It is not uncommon for a commercial contract to contain apparently conflicting jurisdiction and arbitration agreements. There are, at least, five ways in which such seemingly inconsistent clauses may be interpreted: (i) the clauses may be treated as cancelling each other out, neither being effective: (ii) the jurisdiction clause may prevail over the arbitration clause; (iii) the arbitration clause may prevail over the jurisdiction clause; (iv) on the basis that disputes of certain types fall within the scope of one of the clauses and disputes of other types fall within the scope of the other clause, it may be decided that there is no conflict between them; (v) the clauses may be reconciled by treating the arbitration clause as binding and effective (so that the arbitral tribunal has jurisdiction over the substance of the parties’ dispute) and interpreting the jurisdiction clause as a choice of the courts with supervisory jurisdiction over any arbitration. Which solution is the correct one depends, primarily, on the exact words adopted in the dispute-resolution clauses in question; it all turns on the wording of the terms agreed by the parties.

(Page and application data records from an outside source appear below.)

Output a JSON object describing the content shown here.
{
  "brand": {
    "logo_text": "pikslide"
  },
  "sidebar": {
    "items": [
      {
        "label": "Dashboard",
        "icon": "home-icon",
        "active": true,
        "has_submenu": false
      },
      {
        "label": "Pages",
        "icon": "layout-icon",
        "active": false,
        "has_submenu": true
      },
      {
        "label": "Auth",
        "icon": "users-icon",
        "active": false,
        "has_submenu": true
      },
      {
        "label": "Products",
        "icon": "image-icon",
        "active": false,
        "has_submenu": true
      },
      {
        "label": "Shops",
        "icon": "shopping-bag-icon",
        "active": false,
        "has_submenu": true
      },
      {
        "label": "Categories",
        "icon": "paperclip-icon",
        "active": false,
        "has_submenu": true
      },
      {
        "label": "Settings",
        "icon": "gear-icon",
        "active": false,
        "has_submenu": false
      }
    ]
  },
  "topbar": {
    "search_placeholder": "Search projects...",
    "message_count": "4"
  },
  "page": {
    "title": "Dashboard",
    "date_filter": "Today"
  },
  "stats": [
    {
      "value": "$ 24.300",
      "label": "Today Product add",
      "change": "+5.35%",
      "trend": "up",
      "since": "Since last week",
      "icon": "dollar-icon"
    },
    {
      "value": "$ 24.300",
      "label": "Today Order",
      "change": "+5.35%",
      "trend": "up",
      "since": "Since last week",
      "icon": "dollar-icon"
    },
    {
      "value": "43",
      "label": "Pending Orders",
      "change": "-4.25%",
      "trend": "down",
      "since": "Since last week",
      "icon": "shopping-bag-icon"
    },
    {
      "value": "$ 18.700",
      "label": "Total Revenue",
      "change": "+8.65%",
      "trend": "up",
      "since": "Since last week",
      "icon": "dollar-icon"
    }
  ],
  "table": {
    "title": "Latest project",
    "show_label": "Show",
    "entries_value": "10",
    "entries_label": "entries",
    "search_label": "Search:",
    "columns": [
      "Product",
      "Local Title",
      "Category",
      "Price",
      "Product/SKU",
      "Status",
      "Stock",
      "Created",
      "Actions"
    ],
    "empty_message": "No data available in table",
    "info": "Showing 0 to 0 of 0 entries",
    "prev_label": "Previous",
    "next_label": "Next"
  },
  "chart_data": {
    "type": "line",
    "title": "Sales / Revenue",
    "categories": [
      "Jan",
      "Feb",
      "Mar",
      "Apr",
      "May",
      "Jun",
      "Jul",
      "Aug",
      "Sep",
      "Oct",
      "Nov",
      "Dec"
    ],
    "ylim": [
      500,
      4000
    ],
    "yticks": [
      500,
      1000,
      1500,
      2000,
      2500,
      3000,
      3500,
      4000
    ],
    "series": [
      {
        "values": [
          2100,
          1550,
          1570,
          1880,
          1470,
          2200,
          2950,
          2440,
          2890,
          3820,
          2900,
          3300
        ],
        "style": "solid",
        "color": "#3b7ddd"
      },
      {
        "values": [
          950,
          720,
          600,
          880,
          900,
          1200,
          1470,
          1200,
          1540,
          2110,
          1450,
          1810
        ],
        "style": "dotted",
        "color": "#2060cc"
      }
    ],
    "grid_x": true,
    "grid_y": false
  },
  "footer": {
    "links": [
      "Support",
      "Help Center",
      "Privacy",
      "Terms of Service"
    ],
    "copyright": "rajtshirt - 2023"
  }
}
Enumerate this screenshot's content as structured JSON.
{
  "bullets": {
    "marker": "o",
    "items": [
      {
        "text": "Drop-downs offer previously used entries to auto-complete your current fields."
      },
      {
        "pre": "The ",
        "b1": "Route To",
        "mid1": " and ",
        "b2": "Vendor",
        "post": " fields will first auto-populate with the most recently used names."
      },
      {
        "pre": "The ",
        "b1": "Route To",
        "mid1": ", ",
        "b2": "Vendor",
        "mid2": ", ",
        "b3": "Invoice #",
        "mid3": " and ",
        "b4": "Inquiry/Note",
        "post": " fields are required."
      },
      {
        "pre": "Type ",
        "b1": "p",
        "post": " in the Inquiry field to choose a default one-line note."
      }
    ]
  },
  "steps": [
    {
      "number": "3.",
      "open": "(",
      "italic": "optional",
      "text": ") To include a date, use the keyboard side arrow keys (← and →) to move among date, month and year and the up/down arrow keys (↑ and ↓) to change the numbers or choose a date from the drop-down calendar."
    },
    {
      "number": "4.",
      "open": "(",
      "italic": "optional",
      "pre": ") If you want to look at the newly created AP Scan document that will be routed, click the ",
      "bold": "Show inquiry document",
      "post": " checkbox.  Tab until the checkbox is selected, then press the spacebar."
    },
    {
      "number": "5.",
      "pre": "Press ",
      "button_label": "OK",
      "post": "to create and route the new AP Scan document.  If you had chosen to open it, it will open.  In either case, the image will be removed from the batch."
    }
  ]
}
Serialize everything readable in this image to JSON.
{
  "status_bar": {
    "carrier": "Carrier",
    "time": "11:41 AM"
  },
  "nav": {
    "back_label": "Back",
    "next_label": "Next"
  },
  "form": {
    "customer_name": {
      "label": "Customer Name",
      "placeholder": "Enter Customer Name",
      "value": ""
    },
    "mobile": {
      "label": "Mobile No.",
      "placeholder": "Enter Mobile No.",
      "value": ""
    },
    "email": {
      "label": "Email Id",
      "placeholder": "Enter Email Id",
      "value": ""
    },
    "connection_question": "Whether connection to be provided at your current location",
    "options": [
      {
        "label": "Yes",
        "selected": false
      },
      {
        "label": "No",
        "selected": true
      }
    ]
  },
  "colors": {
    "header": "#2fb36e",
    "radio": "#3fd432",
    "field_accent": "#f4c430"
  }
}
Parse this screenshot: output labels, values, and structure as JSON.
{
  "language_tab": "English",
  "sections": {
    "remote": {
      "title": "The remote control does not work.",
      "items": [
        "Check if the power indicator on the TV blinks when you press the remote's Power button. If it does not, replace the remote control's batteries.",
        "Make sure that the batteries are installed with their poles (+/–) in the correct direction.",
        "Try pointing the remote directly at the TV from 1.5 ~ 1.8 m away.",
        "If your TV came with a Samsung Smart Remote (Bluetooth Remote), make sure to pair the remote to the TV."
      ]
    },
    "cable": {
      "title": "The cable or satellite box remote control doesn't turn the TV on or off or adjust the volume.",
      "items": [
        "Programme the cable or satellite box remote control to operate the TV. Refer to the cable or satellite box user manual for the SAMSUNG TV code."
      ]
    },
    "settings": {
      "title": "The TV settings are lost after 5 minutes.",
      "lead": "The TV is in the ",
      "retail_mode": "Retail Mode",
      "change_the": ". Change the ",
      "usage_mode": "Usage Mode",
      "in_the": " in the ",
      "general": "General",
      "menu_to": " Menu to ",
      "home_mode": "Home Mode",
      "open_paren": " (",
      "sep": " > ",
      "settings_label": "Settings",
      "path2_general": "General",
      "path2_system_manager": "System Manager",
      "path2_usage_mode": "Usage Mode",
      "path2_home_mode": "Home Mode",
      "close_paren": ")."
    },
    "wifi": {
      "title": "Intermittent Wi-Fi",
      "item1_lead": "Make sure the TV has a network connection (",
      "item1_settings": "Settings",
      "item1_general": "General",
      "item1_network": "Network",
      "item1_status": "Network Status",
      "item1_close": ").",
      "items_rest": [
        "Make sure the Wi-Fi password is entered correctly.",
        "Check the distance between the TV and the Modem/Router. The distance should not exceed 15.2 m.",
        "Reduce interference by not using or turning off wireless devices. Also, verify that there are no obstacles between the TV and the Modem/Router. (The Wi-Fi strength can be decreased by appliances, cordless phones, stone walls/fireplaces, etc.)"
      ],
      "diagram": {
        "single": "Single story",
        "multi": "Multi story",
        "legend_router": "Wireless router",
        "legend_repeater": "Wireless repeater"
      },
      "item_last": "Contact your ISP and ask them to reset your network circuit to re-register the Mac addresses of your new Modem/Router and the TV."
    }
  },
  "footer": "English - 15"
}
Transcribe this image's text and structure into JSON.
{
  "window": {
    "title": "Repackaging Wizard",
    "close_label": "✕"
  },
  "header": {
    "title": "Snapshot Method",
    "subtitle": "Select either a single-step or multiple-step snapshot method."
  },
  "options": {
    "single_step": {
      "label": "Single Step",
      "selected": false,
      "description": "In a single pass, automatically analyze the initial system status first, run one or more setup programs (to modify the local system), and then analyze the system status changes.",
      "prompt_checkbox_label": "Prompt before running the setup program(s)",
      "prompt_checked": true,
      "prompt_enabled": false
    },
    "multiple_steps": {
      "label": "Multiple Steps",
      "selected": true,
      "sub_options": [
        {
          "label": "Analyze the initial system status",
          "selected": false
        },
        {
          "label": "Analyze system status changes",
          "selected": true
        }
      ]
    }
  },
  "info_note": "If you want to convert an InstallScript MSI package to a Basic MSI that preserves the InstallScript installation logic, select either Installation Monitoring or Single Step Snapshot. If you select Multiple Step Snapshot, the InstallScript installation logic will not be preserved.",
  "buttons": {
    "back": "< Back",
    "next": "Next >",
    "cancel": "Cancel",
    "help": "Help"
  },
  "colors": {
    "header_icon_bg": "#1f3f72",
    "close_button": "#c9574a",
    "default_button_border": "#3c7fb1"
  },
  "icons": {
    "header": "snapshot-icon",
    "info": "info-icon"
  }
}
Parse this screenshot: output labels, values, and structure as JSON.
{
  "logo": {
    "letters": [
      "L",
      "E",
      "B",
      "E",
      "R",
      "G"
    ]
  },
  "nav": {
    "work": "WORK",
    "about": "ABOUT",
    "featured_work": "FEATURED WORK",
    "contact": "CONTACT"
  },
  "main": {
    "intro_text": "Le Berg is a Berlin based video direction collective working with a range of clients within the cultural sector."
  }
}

There is, however, one general point that should be emphasised. As far as possible, the court should be guided by the maxim ut res magis valeat quam pereat (which can be roughly translated as ‘it is better for a thing to have effect than to be made void’.) Accordingly, the first solution (that the clauses cancel each other out) is rarely the appropriate one. By including dispute-resolution clauses in their contract, the parties can be assumed to have intended something. The judge’s task is to try to work out what that was most likely to have been.
In Exmek Pharmaceuticals SAC, Burton J followed H & S International v Paul Smith  2 Lloyd’s Rep 127 (in which Steyn J had adopted the fifth of the possible approaches outlined above); he considered that clause 14 was an effective and binding arbitration clause and that clause 13, primarily, identified the English courts as those with supervisory jurisdiction over any arbitration falling under clause 14, but also nominated the courts with substantive jurisdiction in the event that, for any reason, clause 14 proved to be legally ineffective.
In Exmek Pharmaceuticals SAC, E’s application to have the arbitrator’s award (on jurisdiction) set aside on the basis that clause 14 was not a valid and binding arbitration clause and that, as a result, N lacked substantive jurisdiction was rather weak. Burton J correctly identified the judge’s task as being not to frustrate the parties’ agreement, but rather to try to divine (and give effect to) what, in all probability, the parties intended. If possible, the judge should arrive at a holistic interpretation that reconciles seemingly conflicting clauses of the contract, rather than treating one or more of the contractual provisions as pro non scripto. From this perspective, Exmek Pharmaceuticals SAC was not really a ‘hard case’; ultimately, there were no plausible alternatives to the solutions arrived at by Burton J.